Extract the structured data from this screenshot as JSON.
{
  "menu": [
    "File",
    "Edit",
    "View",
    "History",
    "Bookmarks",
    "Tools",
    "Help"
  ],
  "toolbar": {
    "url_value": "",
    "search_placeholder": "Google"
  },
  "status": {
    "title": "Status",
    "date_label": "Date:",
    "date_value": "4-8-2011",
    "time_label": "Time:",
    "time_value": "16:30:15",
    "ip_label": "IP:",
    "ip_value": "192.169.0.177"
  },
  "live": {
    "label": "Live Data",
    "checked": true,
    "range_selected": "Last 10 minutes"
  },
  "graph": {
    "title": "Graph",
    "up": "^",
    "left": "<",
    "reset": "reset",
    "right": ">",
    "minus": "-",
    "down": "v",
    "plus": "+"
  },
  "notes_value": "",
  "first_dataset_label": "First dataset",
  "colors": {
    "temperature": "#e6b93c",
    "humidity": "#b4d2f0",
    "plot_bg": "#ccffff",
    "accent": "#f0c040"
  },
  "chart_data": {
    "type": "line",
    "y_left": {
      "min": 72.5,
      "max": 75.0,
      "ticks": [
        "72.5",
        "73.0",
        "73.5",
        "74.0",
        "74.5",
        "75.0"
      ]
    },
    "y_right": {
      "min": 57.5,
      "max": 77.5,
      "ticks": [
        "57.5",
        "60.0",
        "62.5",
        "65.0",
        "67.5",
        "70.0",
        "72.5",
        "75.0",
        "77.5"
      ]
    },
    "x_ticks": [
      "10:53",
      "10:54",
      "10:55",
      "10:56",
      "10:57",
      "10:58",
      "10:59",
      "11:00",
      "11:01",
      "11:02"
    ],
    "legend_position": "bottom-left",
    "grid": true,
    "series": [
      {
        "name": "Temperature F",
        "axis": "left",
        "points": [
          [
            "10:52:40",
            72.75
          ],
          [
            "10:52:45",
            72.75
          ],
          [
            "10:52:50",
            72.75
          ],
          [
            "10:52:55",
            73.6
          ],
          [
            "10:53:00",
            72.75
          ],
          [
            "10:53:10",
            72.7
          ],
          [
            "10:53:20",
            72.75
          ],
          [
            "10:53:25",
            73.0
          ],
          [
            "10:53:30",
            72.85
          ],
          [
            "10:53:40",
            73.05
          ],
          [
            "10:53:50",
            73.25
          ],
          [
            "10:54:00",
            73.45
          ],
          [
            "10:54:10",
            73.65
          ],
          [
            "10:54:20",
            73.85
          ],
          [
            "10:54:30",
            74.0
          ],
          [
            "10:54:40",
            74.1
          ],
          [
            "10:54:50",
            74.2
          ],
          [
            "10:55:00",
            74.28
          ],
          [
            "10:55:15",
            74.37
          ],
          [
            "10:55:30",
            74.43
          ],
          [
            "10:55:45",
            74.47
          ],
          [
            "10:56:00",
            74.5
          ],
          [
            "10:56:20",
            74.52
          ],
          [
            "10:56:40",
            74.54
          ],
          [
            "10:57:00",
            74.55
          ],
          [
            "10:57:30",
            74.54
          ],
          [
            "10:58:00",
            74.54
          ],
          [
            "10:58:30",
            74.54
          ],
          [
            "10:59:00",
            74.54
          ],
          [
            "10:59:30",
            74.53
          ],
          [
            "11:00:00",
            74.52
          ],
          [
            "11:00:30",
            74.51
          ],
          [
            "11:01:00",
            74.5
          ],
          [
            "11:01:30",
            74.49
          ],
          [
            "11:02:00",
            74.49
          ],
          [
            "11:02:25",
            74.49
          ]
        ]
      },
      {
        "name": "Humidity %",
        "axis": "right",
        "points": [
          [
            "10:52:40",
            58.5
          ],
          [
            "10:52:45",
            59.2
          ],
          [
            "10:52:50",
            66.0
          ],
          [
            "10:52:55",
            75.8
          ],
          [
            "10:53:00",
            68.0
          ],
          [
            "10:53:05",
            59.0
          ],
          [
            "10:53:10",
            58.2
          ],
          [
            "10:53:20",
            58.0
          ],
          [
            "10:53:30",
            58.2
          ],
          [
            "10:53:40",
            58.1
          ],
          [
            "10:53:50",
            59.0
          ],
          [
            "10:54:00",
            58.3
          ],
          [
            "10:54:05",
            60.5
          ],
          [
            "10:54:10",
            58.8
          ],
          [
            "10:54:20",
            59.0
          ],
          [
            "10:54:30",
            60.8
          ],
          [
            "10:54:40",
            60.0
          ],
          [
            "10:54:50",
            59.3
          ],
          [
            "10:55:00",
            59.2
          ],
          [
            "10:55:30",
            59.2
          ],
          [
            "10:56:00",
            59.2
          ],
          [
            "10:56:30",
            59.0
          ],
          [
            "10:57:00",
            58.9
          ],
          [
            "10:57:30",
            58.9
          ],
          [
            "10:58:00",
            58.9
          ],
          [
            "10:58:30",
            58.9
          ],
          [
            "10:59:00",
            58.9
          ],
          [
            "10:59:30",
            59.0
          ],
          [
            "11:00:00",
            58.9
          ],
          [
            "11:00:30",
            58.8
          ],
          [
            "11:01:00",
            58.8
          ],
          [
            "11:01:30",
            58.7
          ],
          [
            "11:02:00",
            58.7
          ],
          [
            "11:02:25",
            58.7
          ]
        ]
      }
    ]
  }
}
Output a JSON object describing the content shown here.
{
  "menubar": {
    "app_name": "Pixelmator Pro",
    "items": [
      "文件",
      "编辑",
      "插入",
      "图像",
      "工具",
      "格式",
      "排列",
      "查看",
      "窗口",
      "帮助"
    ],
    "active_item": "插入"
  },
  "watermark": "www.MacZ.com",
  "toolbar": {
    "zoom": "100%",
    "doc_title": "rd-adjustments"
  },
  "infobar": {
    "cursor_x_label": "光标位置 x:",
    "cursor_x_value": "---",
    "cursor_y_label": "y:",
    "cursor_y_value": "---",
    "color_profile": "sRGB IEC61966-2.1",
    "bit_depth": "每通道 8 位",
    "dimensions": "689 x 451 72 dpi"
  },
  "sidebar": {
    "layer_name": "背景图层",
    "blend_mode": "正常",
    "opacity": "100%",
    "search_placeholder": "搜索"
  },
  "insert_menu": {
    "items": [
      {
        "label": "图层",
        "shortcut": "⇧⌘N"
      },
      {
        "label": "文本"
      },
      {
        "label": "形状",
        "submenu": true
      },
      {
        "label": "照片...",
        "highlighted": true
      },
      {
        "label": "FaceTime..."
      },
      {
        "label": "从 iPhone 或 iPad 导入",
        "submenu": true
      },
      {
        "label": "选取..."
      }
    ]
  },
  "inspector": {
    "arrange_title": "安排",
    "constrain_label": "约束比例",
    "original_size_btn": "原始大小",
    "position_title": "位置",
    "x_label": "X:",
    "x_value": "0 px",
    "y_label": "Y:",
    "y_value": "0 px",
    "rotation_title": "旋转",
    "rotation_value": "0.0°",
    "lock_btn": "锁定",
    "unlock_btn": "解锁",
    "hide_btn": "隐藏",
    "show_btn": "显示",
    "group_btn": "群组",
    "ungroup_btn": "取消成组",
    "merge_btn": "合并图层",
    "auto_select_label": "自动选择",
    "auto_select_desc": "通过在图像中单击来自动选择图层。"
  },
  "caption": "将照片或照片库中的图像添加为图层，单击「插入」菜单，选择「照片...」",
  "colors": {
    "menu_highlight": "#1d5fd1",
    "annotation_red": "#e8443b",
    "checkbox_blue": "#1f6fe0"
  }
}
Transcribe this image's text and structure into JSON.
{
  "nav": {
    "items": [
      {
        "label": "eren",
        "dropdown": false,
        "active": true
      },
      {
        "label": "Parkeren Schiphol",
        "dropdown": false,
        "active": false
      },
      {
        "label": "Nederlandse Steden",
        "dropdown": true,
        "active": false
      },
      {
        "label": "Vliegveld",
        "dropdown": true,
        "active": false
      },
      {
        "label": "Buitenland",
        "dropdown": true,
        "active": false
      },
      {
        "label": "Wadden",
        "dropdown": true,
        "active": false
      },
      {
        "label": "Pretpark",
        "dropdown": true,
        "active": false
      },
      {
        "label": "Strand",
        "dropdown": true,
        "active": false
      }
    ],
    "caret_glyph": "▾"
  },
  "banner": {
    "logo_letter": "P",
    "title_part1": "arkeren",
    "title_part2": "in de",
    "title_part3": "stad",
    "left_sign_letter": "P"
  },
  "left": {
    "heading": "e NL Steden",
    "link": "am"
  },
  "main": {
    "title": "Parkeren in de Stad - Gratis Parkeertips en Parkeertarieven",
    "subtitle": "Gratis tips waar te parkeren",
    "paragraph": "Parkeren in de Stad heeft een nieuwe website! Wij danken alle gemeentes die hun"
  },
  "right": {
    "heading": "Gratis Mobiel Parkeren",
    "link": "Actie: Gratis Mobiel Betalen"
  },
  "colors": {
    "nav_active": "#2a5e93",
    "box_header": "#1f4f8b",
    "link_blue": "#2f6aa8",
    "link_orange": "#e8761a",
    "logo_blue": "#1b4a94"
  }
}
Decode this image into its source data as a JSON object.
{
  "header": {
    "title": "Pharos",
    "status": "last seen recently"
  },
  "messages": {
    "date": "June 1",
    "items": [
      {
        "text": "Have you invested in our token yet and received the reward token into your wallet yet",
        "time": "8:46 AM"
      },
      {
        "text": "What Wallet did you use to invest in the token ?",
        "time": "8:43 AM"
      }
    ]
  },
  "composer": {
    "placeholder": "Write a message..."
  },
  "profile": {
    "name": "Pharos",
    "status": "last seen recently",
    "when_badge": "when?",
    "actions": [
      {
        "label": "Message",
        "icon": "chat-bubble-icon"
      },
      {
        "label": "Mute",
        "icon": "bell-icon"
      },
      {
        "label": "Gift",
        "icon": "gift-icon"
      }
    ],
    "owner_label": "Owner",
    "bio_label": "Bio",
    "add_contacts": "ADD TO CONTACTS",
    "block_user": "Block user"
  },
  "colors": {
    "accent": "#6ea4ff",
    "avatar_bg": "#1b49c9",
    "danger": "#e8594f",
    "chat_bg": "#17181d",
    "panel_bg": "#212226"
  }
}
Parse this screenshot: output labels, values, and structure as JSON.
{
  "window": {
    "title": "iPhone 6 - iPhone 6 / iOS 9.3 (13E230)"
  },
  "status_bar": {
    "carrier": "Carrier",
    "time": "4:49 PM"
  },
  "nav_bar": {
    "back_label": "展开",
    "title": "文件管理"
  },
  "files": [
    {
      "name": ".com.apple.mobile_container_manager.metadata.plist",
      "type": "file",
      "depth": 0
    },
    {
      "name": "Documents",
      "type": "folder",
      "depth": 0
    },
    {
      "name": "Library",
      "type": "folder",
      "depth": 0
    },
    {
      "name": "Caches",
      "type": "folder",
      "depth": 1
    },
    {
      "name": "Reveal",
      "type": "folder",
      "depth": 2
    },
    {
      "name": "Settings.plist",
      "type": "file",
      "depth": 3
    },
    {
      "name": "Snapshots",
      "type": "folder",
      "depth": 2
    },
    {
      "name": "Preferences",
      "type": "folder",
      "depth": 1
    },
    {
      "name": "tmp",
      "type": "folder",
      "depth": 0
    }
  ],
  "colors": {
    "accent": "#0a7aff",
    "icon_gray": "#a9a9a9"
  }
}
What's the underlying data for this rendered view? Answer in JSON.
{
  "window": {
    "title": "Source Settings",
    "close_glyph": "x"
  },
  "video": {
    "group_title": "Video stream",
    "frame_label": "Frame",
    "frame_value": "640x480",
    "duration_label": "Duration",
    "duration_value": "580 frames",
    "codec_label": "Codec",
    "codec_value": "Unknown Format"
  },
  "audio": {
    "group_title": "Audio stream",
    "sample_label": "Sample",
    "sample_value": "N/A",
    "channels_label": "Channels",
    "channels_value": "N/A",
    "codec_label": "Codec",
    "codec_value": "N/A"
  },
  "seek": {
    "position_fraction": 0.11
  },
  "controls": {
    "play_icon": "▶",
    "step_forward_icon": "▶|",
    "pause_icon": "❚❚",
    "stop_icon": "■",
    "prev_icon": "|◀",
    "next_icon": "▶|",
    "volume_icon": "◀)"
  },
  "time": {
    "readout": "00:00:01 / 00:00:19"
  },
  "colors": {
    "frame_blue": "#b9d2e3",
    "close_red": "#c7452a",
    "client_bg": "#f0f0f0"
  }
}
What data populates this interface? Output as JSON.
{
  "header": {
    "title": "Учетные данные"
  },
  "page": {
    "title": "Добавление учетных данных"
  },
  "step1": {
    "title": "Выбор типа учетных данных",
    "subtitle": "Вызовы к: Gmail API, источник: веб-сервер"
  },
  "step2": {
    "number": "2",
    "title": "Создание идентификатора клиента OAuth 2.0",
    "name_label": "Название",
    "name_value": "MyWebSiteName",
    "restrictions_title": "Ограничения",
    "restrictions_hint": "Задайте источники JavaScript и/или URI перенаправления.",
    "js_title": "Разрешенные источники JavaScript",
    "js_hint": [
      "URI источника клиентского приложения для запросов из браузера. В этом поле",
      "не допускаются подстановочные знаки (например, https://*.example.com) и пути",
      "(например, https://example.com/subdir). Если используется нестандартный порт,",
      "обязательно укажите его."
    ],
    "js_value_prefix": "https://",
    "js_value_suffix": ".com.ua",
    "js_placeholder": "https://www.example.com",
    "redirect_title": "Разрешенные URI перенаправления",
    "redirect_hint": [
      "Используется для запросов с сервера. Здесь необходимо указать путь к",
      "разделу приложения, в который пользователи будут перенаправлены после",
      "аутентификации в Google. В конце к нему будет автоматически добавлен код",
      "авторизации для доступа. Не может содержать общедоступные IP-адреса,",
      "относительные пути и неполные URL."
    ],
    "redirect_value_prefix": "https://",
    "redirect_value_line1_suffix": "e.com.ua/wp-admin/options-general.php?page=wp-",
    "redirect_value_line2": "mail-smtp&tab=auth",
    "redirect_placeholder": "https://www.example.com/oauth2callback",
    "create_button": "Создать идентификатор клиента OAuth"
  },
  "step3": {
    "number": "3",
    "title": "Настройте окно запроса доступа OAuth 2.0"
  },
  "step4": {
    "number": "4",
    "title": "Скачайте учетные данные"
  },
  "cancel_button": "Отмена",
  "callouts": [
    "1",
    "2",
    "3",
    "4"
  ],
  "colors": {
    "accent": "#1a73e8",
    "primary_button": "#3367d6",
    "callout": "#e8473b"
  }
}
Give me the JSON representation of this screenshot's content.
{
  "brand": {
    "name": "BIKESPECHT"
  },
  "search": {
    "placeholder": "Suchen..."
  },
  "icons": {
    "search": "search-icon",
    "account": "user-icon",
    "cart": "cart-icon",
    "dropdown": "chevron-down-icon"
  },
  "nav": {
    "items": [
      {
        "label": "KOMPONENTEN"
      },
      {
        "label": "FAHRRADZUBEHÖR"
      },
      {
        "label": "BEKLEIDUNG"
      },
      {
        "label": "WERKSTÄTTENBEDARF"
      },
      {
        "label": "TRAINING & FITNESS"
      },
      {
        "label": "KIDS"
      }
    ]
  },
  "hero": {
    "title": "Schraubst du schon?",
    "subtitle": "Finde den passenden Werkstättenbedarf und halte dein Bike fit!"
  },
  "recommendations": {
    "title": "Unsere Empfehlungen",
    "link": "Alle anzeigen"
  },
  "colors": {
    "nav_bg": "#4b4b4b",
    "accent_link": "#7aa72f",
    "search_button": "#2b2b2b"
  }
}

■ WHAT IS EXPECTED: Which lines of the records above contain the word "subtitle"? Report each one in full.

■ SOLUTION TO THE EXERCISE:
    "subtitle": "Gratis tips waar te parkeren",
    "subtitle": "Вызовы к: Gmail API, источник: веб-сервер"
    "subtitle": "Finde den passenden Werkstättenbedarf und halte dein Bike fit!"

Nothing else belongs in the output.